Janice was worried about her treatment options. “You are not looking for alternative treatments when you find out you have something like that,” she explains. “You trust that your doctor will know all of the alternatives.” Luckily, her doctor knew of a non-surgical treatment.
Janice’s doctors believed her tumor could be treated by stereotactic radiosurgery, a non-invasive, image guided, high-energy radiation treatment. Stereotactic radiosurgery offered a frameless alternative to other treatment methods, painless treatment and no recovery time was predicted. For an active person such as Janice, there was no question.
Once Janice met with her doctor, the process began. “I met with Dr. Robert Bertoli, a radiation oncologist at UT Medical Center, who was absolutely wonderful,” she said. “He took the time to explain everything to me. He spent lots of time with me and took me from the beginning to the end of my Stereotactic Radiosurgery treatment and really made sure I was informed.”
Stereotactic Radiosurgery is used to treat tumors and other conditions throughout the entire body. This technology is able to treat conditions such as trigeminal neuralgia, lung tumors, liver tumors, prostate tumors, brain tumors, spine tumors, pancreas tumors and other soft tissue tumors.
The Stereotactic Radiosurgery staff created a personalized, fitted face mask for immobilization during treatment and mapped out a treatment plan. Janice would undergo five daily treatments for an hour and 15 minutes each day. “I would rehab my shoulder, workout or bike ride and then go in for treatment,” she says. “It did not slow me down.”

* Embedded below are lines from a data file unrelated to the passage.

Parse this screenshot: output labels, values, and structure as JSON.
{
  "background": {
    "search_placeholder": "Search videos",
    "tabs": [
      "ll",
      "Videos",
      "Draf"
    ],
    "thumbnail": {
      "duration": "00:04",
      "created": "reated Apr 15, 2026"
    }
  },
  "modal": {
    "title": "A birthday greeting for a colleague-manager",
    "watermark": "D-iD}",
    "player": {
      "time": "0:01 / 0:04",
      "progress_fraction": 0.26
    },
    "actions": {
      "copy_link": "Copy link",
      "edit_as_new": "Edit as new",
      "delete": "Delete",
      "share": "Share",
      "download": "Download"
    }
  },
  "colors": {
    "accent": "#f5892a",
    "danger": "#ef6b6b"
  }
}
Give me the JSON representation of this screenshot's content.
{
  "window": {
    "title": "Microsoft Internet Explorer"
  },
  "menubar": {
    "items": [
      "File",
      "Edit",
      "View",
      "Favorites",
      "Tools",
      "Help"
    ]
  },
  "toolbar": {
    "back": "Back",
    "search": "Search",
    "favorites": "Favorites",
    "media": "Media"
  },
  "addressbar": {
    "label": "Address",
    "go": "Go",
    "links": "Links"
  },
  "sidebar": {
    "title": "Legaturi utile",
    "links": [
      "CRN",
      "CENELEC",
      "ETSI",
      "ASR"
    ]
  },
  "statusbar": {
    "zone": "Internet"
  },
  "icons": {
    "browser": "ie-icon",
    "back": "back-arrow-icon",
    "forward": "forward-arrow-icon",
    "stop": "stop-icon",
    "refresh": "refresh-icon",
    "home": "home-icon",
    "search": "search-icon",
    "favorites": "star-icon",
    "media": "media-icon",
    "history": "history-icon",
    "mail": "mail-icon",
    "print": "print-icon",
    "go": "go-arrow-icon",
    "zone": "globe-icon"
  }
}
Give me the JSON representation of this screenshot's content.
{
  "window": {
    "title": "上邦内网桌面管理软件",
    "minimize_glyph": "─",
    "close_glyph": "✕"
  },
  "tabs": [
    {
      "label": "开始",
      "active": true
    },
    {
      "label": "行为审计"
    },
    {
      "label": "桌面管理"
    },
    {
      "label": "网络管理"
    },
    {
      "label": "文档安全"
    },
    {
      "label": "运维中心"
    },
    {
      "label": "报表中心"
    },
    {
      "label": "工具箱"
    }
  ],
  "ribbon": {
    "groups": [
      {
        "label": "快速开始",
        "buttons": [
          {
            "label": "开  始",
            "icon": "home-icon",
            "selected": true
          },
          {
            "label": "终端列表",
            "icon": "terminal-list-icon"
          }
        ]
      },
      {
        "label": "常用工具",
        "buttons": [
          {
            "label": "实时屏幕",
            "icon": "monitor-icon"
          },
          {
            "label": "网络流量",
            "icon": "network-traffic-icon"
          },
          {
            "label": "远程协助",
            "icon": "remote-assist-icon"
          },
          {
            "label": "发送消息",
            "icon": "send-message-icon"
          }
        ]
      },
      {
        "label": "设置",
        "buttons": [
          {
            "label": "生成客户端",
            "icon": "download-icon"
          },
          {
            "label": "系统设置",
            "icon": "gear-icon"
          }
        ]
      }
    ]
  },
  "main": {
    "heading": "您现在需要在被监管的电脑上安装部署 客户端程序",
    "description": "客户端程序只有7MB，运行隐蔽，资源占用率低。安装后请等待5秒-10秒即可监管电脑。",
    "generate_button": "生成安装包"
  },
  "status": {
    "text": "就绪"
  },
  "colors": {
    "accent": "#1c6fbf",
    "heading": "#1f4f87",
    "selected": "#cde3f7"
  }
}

Janice would simply have to lie down on the table wearing her face mask and let the machine do the work, all while listening to her choice of music. First, the image-guidance system would track and verify Janice’s tumor location. This system also automatically compensates for any patient movement during treatment delivery.
“It is really neat technology,” Janice says. “Although they still want you to hold still, if you should have to move, the Stereotactic Radiosurgery stops itself, aligns with your new position and continues your treatment. It made the procedure so much easier to have some flexibility like that.”
After Janice’s five treatments, she felt great. Janice attributes her successful Stereotactic Radiosurgery treatment with the kind and caring staff of the medical center. “The Stereotactic Radiosurgery staff was wonderful,” she says. “They were very friendly and kept me informed. They made it able for me to relax and recover. Less than five months after the treatment, I rode 100 miles.”
Janice continues regular checkups, which initially were every three months, then six months and then a year. Her results: no growth of the brain meningioma and a healthy, active lifestyle that almost was lost. She continues to ride and regularly participates in biking marathons.
Janice is an inspiration to her friends, her family, other patients and her students. “My accident has been an excellent teaching tool for my students on why they should wear helmets, but it also is a great example of an alternative to surgery,” she says. “I can walk. I can run. I can talk. I can think. I am so happy Stereotactic Radiosurgery was here!”